    When demand exceed supply, the heart becomes ischemic. Ischemia leads to angina, which typically presents as substernal crushing pressure that can radiate into the arm or jaw. It is relieved by rest, and worsened by activity. New or worsening angina is deemed unstable, and often associated with EKG changes. Once we go off the deep end of ischemia and myocardium starts dying, we have a myocardial infarction.

    Cardiomyopathies (7) – Put simply, a cardiomyopathy means a poorly functioning heart. You might hear the term ischemic cardiomyopathy, which means poor blood flow and lack of oxygen delivery to heart muscle has made it a weaker pump. Non-ischemic cardiomyopathy is a weak heart caused by another problem. Some etiologies of non-ischemic cardiomyopathy include alcohol use, congenital abnormalities like HoCM, and other disease states like Takotsubo (stress) or viral cardiomyopathy.

    Hypertrophic obstructive cardiomyopathy (HoCM, above) is a very teachable and testable lesion. It is a hereditary autosomal dominant disease in which the septum of the heart grows out of proportion to the rest of the heart, shrinking the LV cavity and obstructing flow through the left ventricular outflow tract. The classic history is the athlete who passes out or dies on the basketball court. Sprinting up and down the court draining 3’s and grabbing rebounds is exactly counter to management of the condition. The goal is to aim for slow heart rates and decreased contractility, not the tachycardia and increased contractility that results from a full court drive. Drug of choice here is a beta-blocker.
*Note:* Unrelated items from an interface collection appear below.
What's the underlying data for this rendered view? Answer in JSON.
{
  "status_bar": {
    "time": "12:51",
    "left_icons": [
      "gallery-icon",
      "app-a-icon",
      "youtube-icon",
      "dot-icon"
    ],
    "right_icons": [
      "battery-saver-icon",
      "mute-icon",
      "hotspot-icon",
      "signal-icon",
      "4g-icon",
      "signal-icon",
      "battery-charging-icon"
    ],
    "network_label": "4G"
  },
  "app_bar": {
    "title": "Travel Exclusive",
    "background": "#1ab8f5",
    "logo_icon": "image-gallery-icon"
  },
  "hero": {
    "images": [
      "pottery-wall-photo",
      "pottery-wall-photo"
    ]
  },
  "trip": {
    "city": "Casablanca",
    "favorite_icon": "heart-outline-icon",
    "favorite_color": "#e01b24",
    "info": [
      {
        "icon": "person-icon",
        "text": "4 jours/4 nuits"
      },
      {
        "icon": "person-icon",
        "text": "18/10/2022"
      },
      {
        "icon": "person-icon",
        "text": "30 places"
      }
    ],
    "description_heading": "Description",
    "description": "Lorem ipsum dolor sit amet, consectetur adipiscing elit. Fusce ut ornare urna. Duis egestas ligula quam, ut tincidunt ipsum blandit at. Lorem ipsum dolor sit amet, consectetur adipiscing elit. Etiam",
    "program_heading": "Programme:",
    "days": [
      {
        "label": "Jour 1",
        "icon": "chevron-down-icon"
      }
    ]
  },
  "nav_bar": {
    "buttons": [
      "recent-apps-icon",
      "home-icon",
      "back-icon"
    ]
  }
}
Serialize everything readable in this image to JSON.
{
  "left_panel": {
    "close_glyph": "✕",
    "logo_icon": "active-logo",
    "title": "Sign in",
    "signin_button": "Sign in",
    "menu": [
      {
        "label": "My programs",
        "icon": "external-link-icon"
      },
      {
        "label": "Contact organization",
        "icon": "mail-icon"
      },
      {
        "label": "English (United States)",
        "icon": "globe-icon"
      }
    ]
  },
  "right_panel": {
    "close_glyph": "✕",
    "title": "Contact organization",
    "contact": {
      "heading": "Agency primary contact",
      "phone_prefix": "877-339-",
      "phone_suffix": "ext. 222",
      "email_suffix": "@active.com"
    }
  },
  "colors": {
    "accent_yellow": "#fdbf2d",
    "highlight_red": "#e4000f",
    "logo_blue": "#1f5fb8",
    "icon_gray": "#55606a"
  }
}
    Heart Failure (8.5) – Heart failure is unequivocally a huge public health burden. It occurs when forward flow of blood is impeded by a weakened or stiffened heart, leading to fluid backup. If the left heart is failing, this fluid can back up into the lungs, causing dyspnea. Right sided heart failure (often a sequela of left-sided heart failure), causes backup into the venous system, causing peripheral edema, jugular venous distention, and hepatic congestion. Main causes to consider for left-sided heart failure include chronic poorly controlled hypertension, as well as ischemia and myocardial infarctions. Right-sided failure can occur from failure on the left, or an intrinsic lung problem like COPD or pulmonary hypertension. Support with diuresis (furosemide) and inotropy (e.g. epinephrine, dobutamine) as needed.
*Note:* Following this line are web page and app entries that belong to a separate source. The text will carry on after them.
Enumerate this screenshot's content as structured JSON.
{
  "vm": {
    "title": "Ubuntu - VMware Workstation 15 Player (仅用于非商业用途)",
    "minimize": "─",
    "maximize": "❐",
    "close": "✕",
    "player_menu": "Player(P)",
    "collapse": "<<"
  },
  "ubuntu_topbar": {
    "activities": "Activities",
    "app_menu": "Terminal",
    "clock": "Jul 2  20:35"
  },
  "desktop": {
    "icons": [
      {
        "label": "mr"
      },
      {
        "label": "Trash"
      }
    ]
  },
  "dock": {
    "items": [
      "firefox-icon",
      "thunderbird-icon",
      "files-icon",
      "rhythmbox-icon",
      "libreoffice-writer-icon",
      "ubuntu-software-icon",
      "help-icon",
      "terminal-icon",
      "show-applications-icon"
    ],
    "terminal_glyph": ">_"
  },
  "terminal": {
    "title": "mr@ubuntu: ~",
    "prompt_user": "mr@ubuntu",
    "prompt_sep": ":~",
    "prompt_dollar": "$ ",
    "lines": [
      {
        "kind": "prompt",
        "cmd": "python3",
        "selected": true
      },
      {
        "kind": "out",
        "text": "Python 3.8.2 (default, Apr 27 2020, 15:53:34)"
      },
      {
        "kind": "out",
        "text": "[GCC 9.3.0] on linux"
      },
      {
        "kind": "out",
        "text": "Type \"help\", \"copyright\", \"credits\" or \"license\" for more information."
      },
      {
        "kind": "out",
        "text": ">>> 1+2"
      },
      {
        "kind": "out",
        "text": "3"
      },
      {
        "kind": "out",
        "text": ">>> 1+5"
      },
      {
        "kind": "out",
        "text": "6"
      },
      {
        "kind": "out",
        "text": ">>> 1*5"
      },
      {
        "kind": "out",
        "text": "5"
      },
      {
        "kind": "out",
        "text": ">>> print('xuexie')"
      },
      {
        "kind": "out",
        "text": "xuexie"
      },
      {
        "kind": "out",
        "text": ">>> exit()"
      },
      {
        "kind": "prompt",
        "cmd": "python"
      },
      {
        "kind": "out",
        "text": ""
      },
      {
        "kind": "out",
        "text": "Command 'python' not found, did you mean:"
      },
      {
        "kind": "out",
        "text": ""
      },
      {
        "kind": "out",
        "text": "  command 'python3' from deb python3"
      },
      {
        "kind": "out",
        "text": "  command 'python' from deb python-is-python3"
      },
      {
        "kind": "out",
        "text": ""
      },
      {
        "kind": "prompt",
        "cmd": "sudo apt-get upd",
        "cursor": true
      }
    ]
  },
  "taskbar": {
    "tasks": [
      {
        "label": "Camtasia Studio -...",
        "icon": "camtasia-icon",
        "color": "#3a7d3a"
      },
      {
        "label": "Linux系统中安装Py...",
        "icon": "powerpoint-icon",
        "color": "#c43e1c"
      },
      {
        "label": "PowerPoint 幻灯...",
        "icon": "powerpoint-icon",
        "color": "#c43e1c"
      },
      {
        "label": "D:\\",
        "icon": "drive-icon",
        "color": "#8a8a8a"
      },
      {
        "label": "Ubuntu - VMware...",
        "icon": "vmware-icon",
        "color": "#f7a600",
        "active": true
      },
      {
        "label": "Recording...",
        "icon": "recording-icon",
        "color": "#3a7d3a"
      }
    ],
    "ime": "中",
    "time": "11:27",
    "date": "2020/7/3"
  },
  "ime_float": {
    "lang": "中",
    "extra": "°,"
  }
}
    Shock (10) – Again, a lecture and entire blog post in and of itself. Stay tuned for that one. In brief, know the 4 main categories of shock (hypovolemic, cardiogenic, obstructive, and distributive), and be able to give the etiologies for each.

    Tamponade (8) – Your heart is gift-wrapped in fibrous pericardium. Normally that’s a great place to be. Unless said pericardium fills up with fluid, preventing the heart from filling and pumping appropriately. Your symptomatic constellation is named after Grammy-award winner Beck (just kidding; it was actually cardiac surgeon Claude Beck, who performed the first ever defibrillation in 1947). Beck’s triad consists of muffled heart sounds (poorly transmitted across that fluid-filled pericardium, hypotension secondary to inadequate filling/pumping by a very constrained heart, and jugular venous distention resulting from backup from the right side of the heart. Treat it by getting the fluid out, with pericardiocentesis or a pericardial window.

    Antihypertensives (10) – Probably the most common drugs that you’ll encounter during your tenure at the hospital or clinic. Almost everybody seems to be on some blood pressure lowering agent. For a patient without comorbidities, your choices are numerous. Water pills (thiazides), ACE inhibitors, and calcium channel blockers are all fine choices. Patients that suffer from heart failure or have had MIs in the past do better with ACEi and beta-blockers. Diabetic hypertensives ward off further renal damage with the help of ACEi.

    There’s the triple-distilled highest of high-yield material for Step 1 cardiology. This is only a skimming of the surface, so do what it takes to take it to deeper levels as time and brainpower permit. You will be glad you did.